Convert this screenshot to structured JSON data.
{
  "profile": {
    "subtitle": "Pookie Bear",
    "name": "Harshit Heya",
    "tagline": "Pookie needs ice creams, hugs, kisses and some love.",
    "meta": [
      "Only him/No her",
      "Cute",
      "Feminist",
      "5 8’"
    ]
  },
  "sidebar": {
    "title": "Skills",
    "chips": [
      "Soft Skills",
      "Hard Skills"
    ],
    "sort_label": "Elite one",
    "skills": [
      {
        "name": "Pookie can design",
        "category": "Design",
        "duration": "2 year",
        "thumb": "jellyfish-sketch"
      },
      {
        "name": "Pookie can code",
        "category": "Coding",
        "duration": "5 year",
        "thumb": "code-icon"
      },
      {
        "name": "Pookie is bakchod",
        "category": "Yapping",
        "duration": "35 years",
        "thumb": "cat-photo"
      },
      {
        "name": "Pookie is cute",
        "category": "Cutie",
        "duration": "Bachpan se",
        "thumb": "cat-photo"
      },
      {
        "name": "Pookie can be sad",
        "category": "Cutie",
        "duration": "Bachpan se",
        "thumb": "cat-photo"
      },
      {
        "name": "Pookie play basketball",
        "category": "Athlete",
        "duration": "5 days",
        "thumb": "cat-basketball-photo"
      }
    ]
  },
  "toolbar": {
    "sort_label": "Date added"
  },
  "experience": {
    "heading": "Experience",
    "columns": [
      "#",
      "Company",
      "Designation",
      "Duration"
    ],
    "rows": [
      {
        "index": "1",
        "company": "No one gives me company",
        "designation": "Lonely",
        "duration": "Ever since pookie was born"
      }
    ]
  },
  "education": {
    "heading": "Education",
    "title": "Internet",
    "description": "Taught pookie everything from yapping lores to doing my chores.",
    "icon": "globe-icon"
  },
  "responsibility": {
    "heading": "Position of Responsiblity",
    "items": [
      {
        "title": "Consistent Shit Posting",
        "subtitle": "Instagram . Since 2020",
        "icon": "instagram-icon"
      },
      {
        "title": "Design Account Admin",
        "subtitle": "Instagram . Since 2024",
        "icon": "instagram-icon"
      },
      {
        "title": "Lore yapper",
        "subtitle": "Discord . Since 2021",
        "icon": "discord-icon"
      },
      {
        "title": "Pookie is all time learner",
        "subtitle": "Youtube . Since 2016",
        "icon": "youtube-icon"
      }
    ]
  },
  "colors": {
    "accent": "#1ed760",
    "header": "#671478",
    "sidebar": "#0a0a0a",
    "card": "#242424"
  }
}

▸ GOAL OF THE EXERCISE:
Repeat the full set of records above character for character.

▸ RESPONSE:
Convert this screenshot to structured JSON data.
{
  "profile": {
    "subtitle": "Pookie Bear",
    "name": "Harshit Heya",
    "tagline": "Pookie needs ice creams, hugs, kisses and some love.",
    "meta": [
      "Only him/No her",
      "Cute",
      "Feminist",
      "5 8’"
    ]
  },
  "sidebar": {
    "title": "Skills",
    "chips": [
      "Soft Skills",
      "Hard Skills"
    ],
    "sort_label": "Elite one",
    "skills": [
      {
        "name": "Pookie can design",
        "category": "Design",
        "duration": "2 year",
        "thumb": "jellyfish-sketch"
      },
      {
        "name": "Pookie can code",
        "category": "Coding",
        "duration": "5 year",
        "thumb": "code-icon"
      },
      {
        "name": "Pookie is bakchod",
        "category": "Yapping",
        "duration": "35 years",
        "thumb": "cat-photo"
      },
      {
        "name": "Pookie is cute",
        "category": "Cutie",
        "duration": "Bachpan se",
        "thumb": "cat-photo"
      },
      {
        "name": "Pookie can be sad",
        "category": "Cutie",
        "duration": "Bachpan se",
        "thumb": "cat-photo"
      },
      {
        "name": "Pookie play basketball",
        "category": "Athlete",
        "duration": "5 days",
        "thumb": "cat-basketball-photo"
      }
    ]
  },
  "toolbar": {
    "sort_label": "Date added"
  },
  "experience": {
    "heading": "Experience",
    "columns": [
      "#",
      "Company",
      "Designation",
      "Duration"
    ],
    "rows": [
      {
        "index": "1",
        "company": "No one gives me company",
        "designation": "Lonely",
        "duration": "Ever since pookie was born"
      }
    ]
  },
  "education": {
    "heading": "Education",
    "title": "Internet",
    "description": "Taught pookie everything from yapping lores to doing my chores.",
    "icon": "globe-icon"
  },
  "responsibility": {
    "heading": "Position of Responsiblity",
    "items": [
      {
        "title": "Consistent Shit Posting",
        "subtitle": "Instagram . Since 2020",
        "icon": "instagram-icon"
      },
      {
        "title": "Design Account Admin",
        "subtitle": "Instagram . Since 2024",
        "icon": "instagram-icon"
      },
      {
        "title": "Lore yapper",
        "subtitle": "Discord . Since 2021",
        "icon": "discord-icon"
      },
      {
        "title": "Pookie is all time learner",
        "subtitle": "Youtube . Since 2016",
        "icon": "youtube-icon"
      }
    ]
  },
  "colors": {
    "accent": "#1ed760",
    "header": "#671478",
    "sidebar": "#0a0a0a",
    "card": "#242424"
  }
}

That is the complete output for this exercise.